Traditional Haiga PDF Print E-mail

 

Haiga is haiku painting. Hai refers to the poem or haiku and ga means painting. The form originated in seventeenth-century Japan and was used to decorate scrolls, albums, screens, and fans. You always find three elements in haiga: an ink-brush or watercolor painting, a poem or poems, and calligraphy. The form is characterized by a fresh and spontaneous rendering of ordinary, everyday life--very much in the haiku spirit--as well as by simple subjects, loose and fluid brushstrokes, and plenty of white space. It is usually very sketch-like with spare images expressed with just a few lines, little detail, and one or two colors for added visual interest.

In the second volume of A History of Haiku (Hokuseido Press, 1964), R. H. Blyth describes haiga as "the art of imperfection" and says that "Haiga omits what God should have omitted." He explains that "simplicity" [in haiga] has a meaning only in relation to complexity, and haiga does not suggest much with little, but rather emphasizes what is (poetically) important, what is overlooked by the ordinary (unpoetical) view of the object."

This aesthetic is very appealing to both amateur and professional poet-painters, and haiga continues to be created in Japan today . . .even in the face of the growing influence of Western modern art. Many enthusiasts share their haiga at meetings of the prominent All Japan Sekiho Haiga Association and study with such modern masters as Sekiho Yabumoto, Isshū Hattori, Makoto Kihara, and Seigyō Nasu. The largest publisher of haiga in Japan is the Shūsakusha Publishing Company, which produces a haiga magazine called the Quarterly Haiga Saijiki. The company also produces a number of books on how to create haiga. Increasingly, the Japanese are publishing and selling their haiga on the Internet.

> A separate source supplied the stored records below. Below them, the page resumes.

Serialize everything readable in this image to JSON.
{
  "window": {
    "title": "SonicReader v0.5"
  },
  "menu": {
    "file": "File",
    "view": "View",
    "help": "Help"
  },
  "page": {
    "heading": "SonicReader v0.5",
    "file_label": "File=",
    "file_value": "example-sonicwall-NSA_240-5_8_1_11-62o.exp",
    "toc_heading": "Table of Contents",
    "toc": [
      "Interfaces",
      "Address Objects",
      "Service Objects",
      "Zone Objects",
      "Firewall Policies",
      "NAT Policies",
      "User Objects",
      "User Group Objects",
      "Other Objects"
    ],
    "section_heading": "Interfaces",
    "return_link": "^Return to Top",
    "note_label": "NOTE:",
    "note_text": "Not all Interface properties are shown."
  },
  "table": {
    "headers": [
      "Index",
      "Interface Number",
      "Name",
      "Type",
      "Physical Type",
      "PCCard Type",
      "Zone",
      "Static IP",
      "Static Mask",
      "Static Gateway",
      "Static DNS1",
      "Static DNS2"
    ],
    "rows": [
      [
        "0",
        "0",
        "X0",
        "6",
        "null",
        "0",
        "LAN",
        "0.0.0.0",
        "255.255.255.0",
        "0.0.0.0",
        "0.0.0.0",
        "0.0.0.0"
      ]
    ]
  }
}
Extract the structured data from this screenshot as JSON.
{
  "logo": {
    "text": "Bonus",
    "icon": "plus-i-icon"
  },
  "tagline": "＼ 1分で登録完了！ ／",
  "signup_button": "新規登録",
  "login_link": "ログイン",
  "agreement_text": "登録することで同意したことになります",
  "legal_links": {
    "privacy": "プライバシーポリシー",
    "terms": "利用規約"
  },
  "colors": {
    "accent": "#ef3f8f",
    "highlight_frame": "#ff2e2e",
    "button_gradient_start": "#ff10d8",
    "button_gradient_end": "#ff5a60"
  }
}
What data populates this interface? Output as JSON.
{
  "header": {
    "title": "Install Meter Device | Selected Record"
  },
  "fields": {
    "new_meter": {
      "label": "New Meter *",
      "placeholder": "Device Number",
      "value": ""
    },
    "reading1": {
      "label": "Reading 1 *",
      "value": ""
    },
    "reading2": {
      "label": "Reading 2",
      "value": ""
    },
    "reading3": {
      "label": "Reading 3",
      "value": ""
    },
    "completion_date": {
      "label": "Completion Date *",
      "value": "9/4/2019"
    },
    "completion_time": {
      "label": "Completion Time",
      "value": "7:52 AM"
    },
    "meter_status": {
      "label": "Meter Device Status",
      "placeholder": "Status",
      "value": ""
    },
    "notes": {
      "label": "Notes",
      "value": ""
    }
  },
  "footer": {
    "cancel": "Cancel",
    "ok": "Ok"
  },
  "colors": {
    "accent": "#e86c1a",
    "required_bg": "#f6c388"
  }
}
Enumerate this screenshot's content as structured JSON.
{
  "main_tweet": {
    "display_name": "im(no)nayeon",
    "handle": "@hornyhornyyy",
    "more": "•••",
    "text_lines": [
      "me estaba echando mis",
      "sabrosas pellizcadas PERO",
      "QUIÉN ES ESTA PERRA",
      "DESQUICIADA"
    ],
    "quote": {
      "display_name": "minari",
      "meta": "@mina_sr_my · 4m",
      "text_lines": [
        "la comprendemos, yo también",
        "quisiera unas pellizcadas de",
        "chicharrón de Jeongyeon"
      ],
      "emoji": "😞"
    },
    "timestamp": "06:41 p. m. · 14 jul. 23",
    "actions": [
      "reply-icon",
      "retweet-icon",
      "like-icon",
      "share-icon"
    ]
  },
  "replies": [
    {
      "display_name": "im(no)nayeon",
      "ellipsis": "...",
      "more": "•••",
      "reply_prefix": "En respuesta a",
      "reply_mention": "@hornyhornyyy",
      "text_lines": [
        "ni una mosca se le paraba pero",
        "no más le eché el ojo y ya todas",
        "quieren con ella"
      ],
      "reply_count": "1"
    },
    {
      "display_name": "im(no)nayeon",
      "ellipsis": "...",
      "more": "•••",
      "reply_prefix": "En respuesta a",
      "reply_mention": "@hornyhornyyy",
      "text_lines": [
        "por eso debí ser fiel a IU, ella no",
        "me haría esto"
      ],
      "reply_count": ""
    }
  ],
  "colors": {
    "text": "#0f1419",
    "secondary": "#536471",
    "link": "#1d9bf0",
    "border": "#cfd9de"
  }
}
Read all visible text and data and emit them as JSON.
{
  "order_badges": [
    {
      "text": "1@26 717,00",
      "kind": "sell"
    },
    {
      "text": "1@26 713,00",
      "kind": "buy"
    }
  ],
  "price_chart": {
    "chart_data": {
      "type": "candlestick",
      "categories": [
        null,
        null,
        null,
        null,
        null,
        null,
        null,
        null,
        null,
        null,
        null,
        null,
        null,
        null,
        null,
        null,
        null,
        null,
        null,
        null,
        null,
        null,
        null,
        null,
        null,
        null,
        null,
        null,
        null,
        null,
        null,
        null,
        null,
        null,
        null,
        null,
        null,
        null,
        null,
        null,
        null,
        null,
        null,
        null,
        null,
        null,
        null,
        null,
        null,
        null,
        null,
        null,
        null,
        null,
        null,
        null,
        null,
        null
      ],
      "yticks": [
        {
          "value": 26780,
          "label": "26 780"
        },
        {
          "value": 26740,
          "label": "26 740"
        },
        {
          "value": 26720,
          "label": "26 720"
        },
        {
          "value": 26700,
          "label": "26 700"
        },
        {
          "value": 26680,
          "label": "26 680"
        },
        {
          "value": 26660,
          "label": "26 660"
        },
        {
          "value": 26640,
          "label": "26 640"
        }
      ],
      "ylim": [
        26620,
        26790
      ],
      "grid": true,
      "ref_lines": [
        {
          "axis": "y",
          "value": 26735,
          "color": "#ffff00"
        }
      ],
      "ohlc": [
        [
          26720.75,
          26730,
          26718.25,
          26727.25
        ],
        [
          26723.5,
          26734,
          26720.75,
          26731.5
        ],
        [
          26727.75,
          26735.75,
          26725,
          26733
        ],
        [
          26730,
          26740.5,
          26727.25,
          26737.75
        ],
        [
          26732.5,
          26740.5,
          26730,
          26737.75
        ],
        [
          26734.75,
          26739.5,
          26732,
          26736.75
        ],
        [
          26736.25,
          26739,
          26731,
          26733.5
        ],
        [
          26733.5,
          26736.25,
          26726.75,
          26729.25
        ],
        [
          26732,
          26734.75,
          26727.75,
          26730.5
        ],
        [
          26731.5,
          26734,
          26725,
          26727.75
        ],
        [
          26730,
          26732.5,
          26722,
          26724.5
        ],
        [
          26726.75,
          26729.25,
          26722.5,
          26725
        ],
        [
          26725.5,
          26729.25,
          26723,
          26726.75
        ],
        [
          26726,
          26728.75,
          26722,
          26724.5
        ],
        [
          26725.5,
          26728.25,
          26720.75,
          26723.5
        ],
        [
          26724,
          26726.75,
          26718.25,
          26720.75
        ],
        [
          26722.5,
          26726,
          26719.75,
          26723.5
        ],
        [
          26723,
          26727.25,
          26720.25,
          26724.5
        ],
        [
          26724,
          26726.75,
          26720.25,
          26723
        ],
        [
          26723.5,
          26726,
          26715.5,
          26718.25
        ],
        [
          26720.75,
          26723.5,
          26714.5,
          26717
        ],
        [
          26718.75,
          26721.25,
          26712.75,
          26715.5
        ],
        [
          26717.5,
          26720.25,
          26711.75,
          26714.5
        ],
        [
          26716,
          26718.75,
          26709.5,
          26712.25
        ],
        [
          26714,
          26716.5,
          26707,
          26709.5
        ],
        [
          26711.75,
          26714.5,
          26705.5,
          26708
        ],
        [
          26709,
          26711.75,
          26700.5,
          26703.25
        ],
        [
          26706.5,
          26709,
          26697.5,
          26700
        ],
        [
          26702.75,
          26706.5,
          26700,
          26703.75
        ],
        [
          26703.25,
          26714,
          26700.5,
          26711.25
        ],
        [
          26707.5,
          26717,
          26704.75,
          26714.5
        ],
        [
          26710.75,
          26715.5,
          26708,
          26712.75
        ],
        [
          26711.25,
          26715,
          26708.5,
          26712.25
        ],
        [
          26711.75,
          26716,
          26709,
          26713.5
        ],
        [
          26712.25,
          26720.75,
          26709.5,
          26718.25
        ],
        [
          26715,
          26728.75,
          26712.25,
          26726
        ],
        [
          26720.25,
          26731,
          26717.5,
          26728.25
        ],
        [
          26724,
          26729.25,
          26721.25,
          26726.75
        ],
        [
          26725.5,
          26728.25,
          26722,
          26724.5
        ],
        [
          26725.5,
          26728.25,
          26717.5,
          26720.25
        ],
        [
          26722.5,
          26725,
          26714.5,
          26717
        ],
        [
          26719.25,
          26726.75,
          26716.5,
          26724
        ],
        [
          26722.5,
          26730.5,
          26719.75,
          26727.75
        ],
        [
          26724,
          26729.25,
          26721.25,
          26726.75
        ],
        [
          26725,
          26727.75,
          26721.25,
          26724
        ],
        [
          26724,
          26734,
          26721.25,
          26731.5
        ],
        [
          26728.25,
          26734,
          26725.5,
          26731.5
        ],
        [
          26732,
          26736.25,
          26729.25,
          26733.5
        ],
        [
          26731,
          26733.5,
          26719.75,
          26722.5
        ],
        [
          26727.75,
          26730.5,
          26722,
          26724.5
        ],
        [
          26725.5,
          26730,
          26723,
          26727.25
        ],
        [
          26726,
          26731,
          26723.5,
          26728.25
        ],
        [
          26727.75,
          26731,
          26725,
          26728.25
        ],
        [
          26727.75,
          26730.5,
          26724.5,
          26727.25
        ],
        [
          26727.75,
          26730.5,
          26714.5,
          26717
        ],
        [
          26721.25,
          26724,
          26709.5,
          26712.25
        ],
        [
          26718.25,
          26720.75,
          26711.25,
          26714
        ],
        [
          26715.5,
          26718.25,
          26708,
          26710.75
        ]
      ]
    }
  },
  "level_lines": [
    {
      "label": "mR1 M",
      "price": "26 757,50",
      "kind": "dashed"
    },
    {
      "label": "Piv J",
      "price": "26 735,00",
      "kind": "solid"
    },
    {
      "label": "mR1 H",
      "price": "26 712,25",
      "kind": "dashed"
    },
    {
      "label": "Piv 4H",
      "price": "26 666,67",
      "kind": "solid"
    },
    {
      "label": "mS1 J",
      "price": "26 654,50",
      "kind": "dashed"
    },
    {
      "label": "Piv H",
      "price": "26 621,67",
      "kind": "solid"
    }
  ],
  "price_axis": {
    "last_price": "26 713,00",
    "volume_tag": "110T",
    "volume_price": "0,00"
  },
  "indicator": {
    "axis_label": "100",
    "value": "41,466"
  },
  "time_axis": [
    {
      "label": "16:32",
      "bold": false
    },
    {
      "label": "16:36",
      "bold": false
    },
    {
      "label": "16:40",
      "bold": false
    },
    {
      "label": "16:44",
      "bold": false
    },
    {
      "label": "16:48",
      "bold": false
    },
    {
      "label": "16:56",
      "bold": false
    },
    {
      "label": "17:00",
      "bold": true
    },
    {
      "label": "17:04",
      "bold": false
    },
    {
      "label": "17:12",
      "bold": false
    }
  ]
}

The Web sites, naturally, are usually in Japanese rather than in English.

 

 Reprinted from Berries and Cream: Contemporary Haiga in North America, An Interview with Jeanne Emrich by Michael Dylan Welch. Foster City, California: Press Here, 2000.